ENTRIES PROVIDED -
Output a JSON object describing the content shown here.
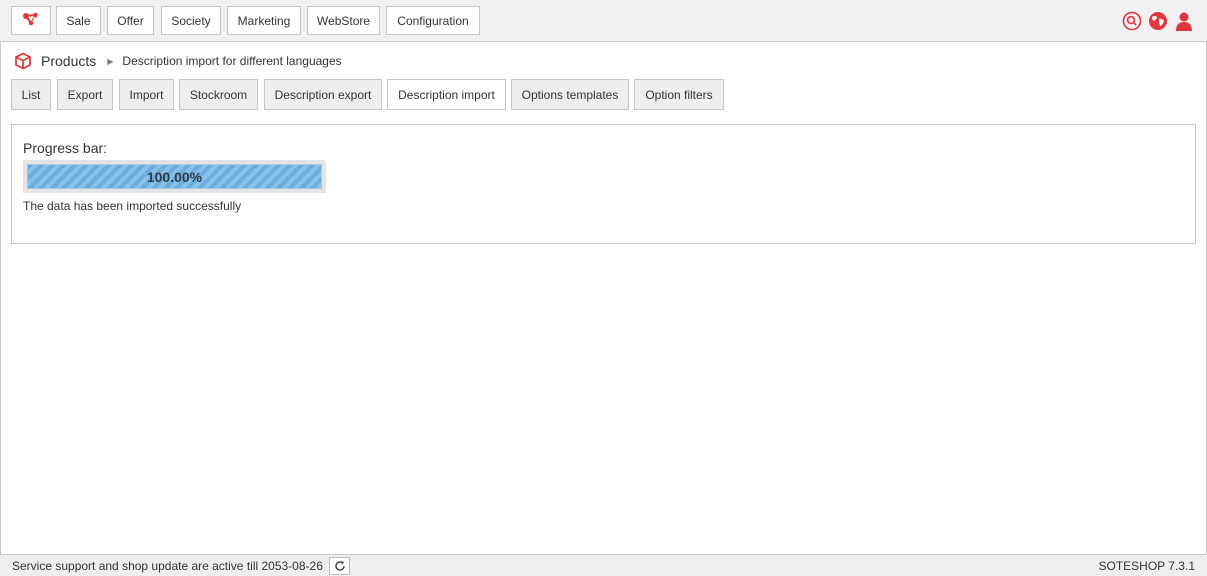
{
  "topnav": {
    "logo_icon": "share-nodes-icon",
    "items": [
      {
        "label": "Sale"
      },
      {
        "label": "Offer"
      },
      {
        "label": "Society"
      },
      {
        "label": "Marketing"
      },
      {
        "label": "WebStore"
      },
      {
        "label": "Configuration"
      }
    ],
    "right_icons": [
      "search-icon",
      "globe-icon",
      "user-icon"
    ]
  },
  "breadcrumb": {
    "icon": "cube-icon",
    "section": "Products",
    "current": "Description import for different languages"
  },
  "tabs": [
    {
      "label": "List",
      "active": false
    },
    {
      "label": "Export",
      "active": false
    },
    {
      "label": "Import",
      "active": false
    },
    {
      "label": "Stockroom",
      "active": false
    },
    {
      "label": "Description export",
      "active": false
    },
    {
      "label": "Description import",
      "active": true
    },
    {
      "label": "Options templates",
      "active": false
    },
    {
      "label": "Option filters",
      "active": false
    }
  ],
  "panel": {
    "progress_label": "Progress bar:",
    "progress_value": 1.0,
    "progress_text": "100.00%",
    "status_message": "The data has been imported successfully"
  },
  "footer": {
    "support_text": "Service support and shop update are active till 2053-08-26",
    "refresh_icon": "refresh-icon",
    "version": "SOTESHOP 7.3.1"
  },
  "colors": {
    "accent": "#e0383e",
    "progress_fill": "#6aaee0"
  }
}
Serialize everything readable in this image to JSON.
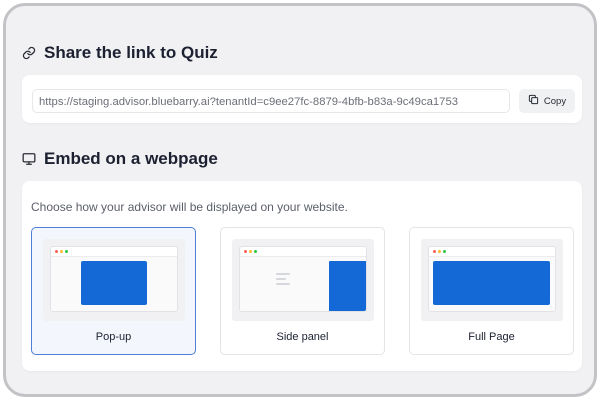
{
  "share": {
    "title": "Share the link to Quiz",
    "icon": "link-icon",
    "link_value": "https://staging.advisor.bluebarry.ai?tenantId=c9ee27fc-8879-4bfb-b83a-9c49ca1753",
    "copy_label": "Copy",
    "copy_icon": "copy-icon"
  },
  "embed": {
    "title": "Embed on a webpage",
    "icon": "monitor-icon",
    "description": "Choose how your advisor will be displayed on your website.",
    "options": [
      {
        "label": "Pop-up",
        "selected": true
      },
      {
        "label": "Side panel",
        "selected": false
      },
      {
        "label": "Full Page",
        "selected": false
      }
    ]
  },
  "colors": {
    "accent_blue": "#1569d6",
    "selected_border": "#4d7fd9",
    "dot_red": "#ff5f57",
    "dot_yellow": "#febc2e",
    "dot_green": "#28c840"
  }
}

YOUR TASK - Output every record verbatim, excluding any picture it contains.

EXPECTED ANSWER -
Output a JSON object describing the content shown here.
{
  "topnav": {
    "logo_icon": "share-nodes-icon",
    "items": [
      {
        "label": "Sale"
      },
      {
        "label": "Offer"
      },
      {
        "label": "Society"
      },
      {
        "label": "Marketing"
      },
      {
        "label": "WebStore"
      },
      {
        "label": "Configuration"
      }
    ],
    "right_icons": [
      "search-icon",
      "globe-icon",
      "user-icon"
    ]
  },
  "breadcrumb": {
    "icon": "cube-icon",
    "section": "Products",
    "current": "Description import for different languages"
  },
  "tabs": [
    {
      "label": "List",
      "active": false
    },
    {
      "label": "Export",
      "active": false
    },
    {
      "label": "Import",
      "active": false
    },
    {
      "label": "Stockroom",
      "active": false
    },
    {
      "label": "Description export",
      "active": false
    },
    {
      "label": "Description import",
      "active": true
    },
    {
      "label": "Options templates",
      "active": false
    },
    {
      "label": "Option filters",
      "active": false
    }
  ],
  "panel": {
    "progress_label": "Progress bar:",
    "progress_value": 1.0,
    "progress_text": "100.00%",
    "status_message": "The data has been imported successfully"
  },
  "footer": {
    "support_text": "Service support and shop update are active till 2053-08-26",
    "refresh_icon": "refresh-icon",
    "version": "SOTESHOP 7.3.1"
  },
  "colors": {
    "accent": "#e0383e",
    "progress_fill": "#6aaee0"
  }
}
Serialize everything readable in this image to JSON.
{
  "share": {
    "title": "Share the link to Quiz",
    "icon": "link-icon",
    "link_value": "https://staging.advisor.bluebarry.ai?tenantId=c9ee27fc-8879-4bfb-b83a-9c49ca1753",
    "copy_label": "Copy",
    "copy_icon": "copy-icon"
  },
  "embed": {
    "title": "Embed on a webpage",
    "icon": "monitor-icon",
    "description": "Choose how your advisor will be displayed on your website.",
    "options": [
      {
        "label": "Pop-up",
        "selected": true
      },
      {
        "label": "Side panel",
        "selected": false
      },
      {
        "label": "Full Page",
        "selected": false
      }
    ]
  },
  "colors": {
    "accent_blue": "#1569d6",
    "selected_border": "#4d7fd9",
    "dot_red": "#ff5f57",
    "dot_yellow": "#febc2e",
    "dot_green": "#28c840"
  }
}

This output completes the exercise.